### [Available data]
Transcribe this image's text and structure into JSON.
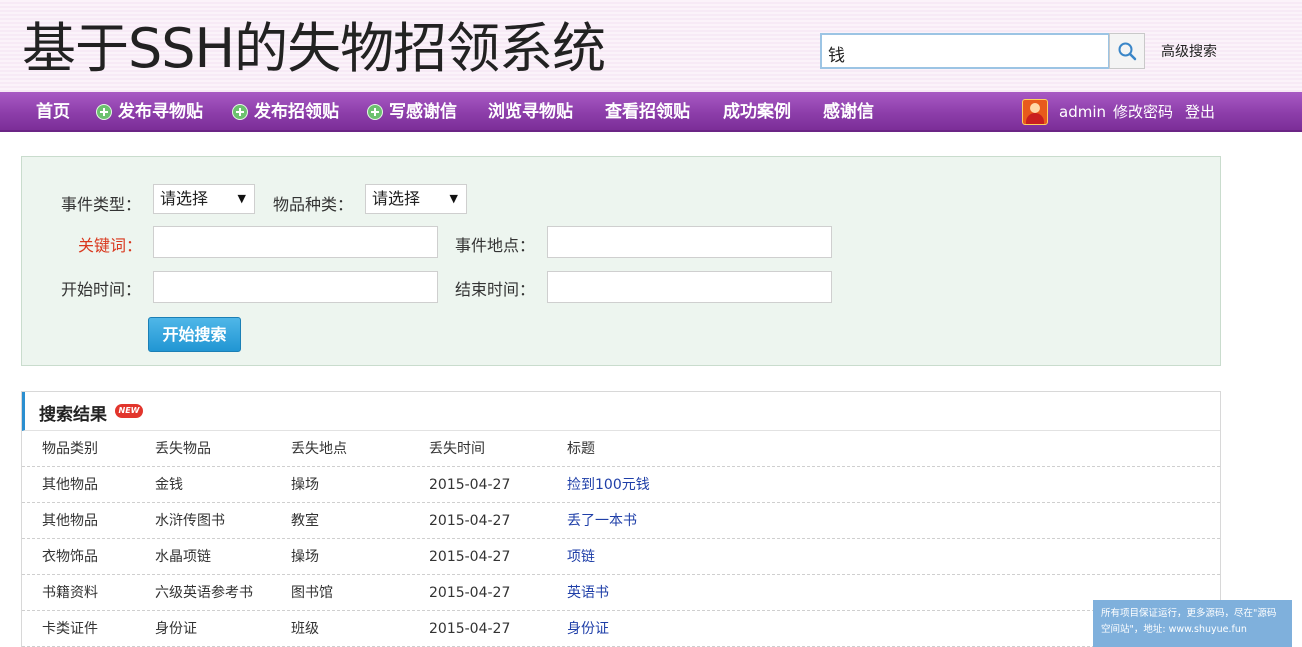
{
  "header": {
    "site_title": "基于SSH的失物招领系统",
    "search_value": "钱",
    "advanced_search": "高级搜索"
  },
  "nav": {
    "items": [
      {
        "label": "首页",
        "plus": false
      },
      {
        "label": "发布寻物贴",
        "plus": true
      },
      {
        "label": "发布招领贴",
        "plus": true
      },
      {
        "label": "写感谢信",
        "plus": true
      },
      {
        "label": "浏览寻物贴",
        "plus": false
      },
      {
        "label": "查看招领贴",
        "plus": false
      },
      {
        "label": "成功案例",
        "plus": false
      },
      {
        "label": "感谢信",
        "plus": false
      }
    ],
    "username": "admin",
    "change_password": "修改密码",
    "logout": "登出"
  },
  "filters": {
    "event_type_label": "事件类型：",
    "event_type_value": "请选择",
    "item_kind_label": "物品种类：",
    "item_kind_value": "请选择",
    "keyword_label": "关键词：",
    "location_label": "事件地点：",
    "start_time_label": "开始时间：",
    "end_time_label": "结束时间：",
    "search_button": "开始搜索"
  },
  "results": {
    "title": "搜索结果",
    "badge": "NEW",
    "columns": [
      "物品类别",
      "丢失物品",
      "丢失地点",
      "丢失时间",
      "标题"
    ],
    "rows": [
      [
        "其他物品",
        "金钱",
        "操场",
        "2015-04-27",
        "捡到100元钱"
      ],
      [
        "其他物品",
        "水浒传图书",
        "教室",
        "2015-04-27",
        "丢了一本书"
      ],
      [
        "衣物饰品",
        "水晶项链",
        "操场",
        "2015-04-27",
        "项链"
      ],
      [
        "书籍资料",
        "六级英语参考书",
        "图书馆",
        "2015-04-27",
        "英语书"
      ],
      [
        "卡类证件",
        "身份证",
        "班级",
        "2015-04-27",
        "身份证"
      ]
    ]
  },
  "watermark": {
    "line1": "所有项目保证运行，更多源码，尽在\"源码",
    "line2": "空间站\"，地址: www.shuyue.fun"
  }
}
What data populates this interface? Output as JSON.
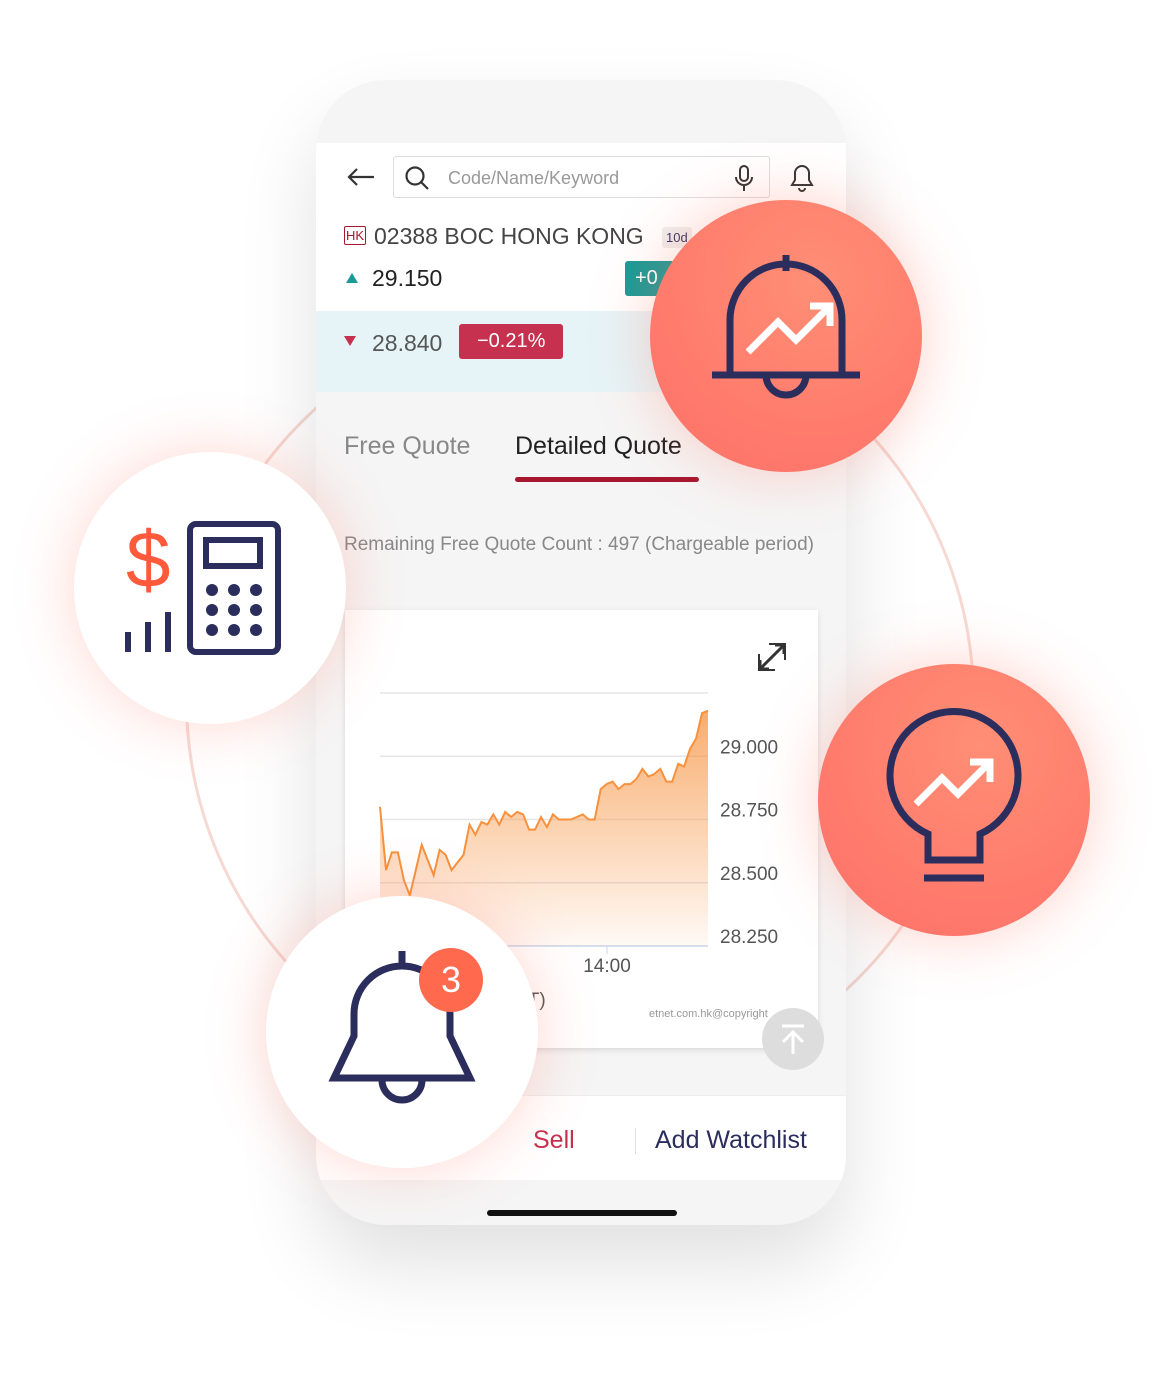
{
  "header": {
    "search_placeholder": "Code/Name/Keyword"
  },
  "stock": {
    "market": "HK",
    "code_name": "02388 BOC HONG KONG",
    "tag": "10d",
    "price": "29.150",
    "change_badge": "+0",
    "prev_price": "28.840",
    "prev_change": "−0.21%"
  },
  "tabs": [
    {
      "label": "Free Quote"
    },
    {
      "label": "Detailed Quote",
      "active": true
    }
  ],
  "remaining_text": "Remaining Free Quote Count : 497  (Chargeable period)",
  "chart_footer": {
    "timezone": "(HKT)",
    "copyright": "etnet.com.hk@copyright"
  },
  "actions": {
    "sell": "Sell",
    "watchlist": "Add Watchlist"
  },
  "badge_count": "3",
  "colors": {
    "accent": "#a6162f",
    "up": "#1a9a96",
    "down": "#c5314f",
    "line": "#f7913d",
    "coral": "#ff7b6b",
    "navy": "#2b2d5c"
  },
  "chart_data": {
    "type": "area",
    "ylim": [
      28.25,
      29.25
    ],
    "yticks": [
      "29.000",
      "28.750",
      "28.500",
      "28.250"
    ],
    "ytick_values": [
      29.0,
      28.75,
      28.5,
      28.25
    ],
    "xticks": [
      "14:00"
    ],
    "grid": true,
    "values": [
      28.8,
      28.55,
      28.62,
      28.62,
      28.51,
      28.45,
      28.55,
      28.65,
      28.59,
      28.53,
      28.63,
      28.61,
      28.55,
      28.58,
      28.61,
      28.73,
      28.69,
      28.74,
      28.73,
      28.77,
      28.73,
      28.78,
      28.76,
      28.78,
      28.77,
      28.71,
      28.71,
      28.76,
      28.72,
      28.77,
      28.75,
      28.75,
      28.75,
      28.76,
      28.77,
      28.75,
      28.75,
      28.87,
      28.89,
      28.9,
      28.87,
      28.89,
      28.89,
      28.91,
      28.95,
      28.92,
      28.93,
      28.95,
      28.9,
      28.9,
      28.97,
      28.96,
      29.03,
      29.07,
      29.17,
      29.18
    ]
  }
}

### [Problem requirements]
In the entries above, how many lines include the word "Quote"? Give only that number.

### [Task result]
3